I attended a wedding on Saturday. It was what you might call a society wedding. Looking at pictures from that wedding, you would think they were culled from Bella Naija: the bride’s wedding gown was simple but sophisticated. It ran over her body like she was born in it! The groom had on an amazing shade of maroon mixed with black. It was just so unique.
The reception was held in an open field because they knew the kind of crowd they were expecting. I doubt there is a hall around here that would have contained that number of people. The canopies were decorated with ribbons of pretty colours of the day, with round tables and white table cloths and many, many amebos!
Yes, amebo people were everywhere, including me. But I was one of the good amebo persons. Let me explain.
Right after the bride and groom had danced into the venue, two people on my table began to talk. The one went on and on about how people in the groom’s family were already complaining about the attitude of the bride. She narrated how they had once seen her in the kitchen slicing onions which she held the way you hold a smelly handkerchief.
“Onions wey we dey hold well cut am like say na meat. See my hands now, ” she said pointing with her first finger the knife cuts on her palm.
The other affirmed it, saying that it was said that she even found it hard to greet some of her in-laws.
I was amazed. They had not even allowed the woman settle into her new home, they were already spreading rumours and taking sides.
A while later, when the program had fully begun and the air was filled with those high pitched wedding cries and dancing, they started again. This time, it was one lady who was just walking into the place, heading towards our canopy. She was wearing a sleeveless black, flowing gown and accessories (an elegant necklace, layered scarf and a small hand bag) designed with the Ankara material that was the general aso ebi, which I was also putting on. Their beef with her was the sleeveless gown she was wearing that exposed her chest and shoulders.
“See as she dey waka like say her breasts go fall comot,” they were saying this time.
I was irritated. It was just so annoying, I guess my head exploded.
“The thing fine,” I heard myself say. “It’s just that this environment no dey gree this kind dressing for wedding if not, the thing fine!”
Because really it was beautiful and creative.
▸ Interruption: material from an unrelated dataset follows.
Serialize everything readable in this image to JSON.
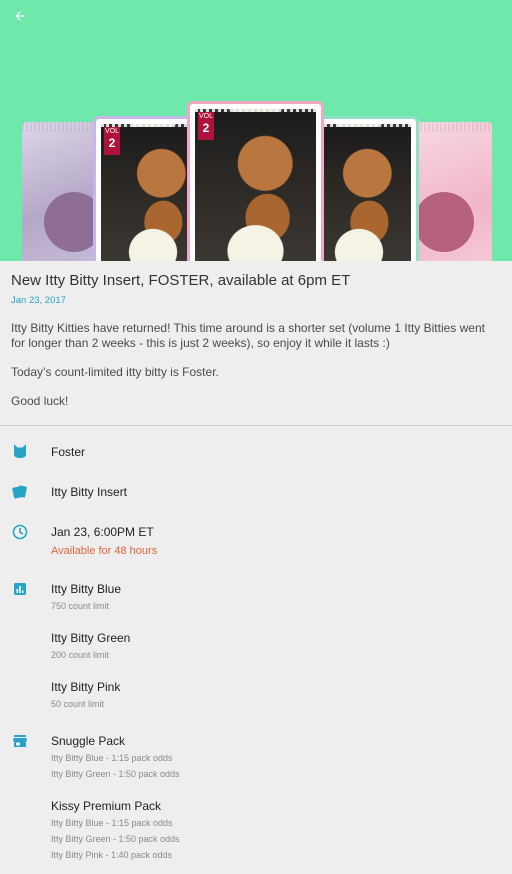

I do not understand why people find it difficult to just mind their businesses. It’s almost like they will die if they do. Nigerians sha….
Anyway, I have made up my mind. On my wedding day, I’m going to install tiny recorders under every table. After the wedding I’ll settle down and listen to all the amebo people did on my wedding day then I’ll know who to look at with three eyes.
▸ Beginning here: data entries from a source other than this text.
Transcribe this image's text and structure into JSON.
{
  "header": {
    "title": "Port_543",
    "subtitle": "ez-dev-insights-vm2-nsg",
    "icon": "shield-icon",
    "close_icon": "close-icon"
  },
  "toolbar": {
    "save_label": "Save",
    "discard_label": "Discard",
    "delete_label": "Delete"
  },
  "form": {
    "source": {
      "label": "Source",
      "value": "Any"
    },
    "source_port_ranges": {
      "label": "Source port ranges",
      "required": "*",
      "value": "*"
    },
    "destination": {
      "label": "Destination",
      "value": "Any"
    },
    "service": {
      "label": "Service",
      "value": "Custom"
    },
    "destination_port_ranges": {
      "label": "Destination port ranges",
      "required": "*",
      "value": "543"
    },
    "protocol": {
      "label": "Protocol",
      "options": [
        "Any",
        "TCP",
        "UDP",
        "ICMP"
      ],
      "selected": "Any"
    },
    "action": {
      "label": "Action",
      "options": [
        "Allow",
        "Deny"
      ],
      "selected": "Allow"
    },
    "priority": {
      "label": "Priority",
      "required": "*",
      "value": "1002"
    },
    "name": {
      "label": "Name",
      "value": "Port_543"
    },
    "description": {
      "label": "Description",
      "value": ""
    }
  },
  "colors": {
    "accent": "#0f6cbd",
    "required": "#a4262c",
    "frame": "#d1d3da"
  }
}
I am a Nigerian graduate documenting the perks and pains of being a graduate without long leg in Nigeria; while also contributing her quota to make the world a better place. Lets be friends on Instagram, Facebook and Twitter. You'll find me there as Naijafreshgraduate.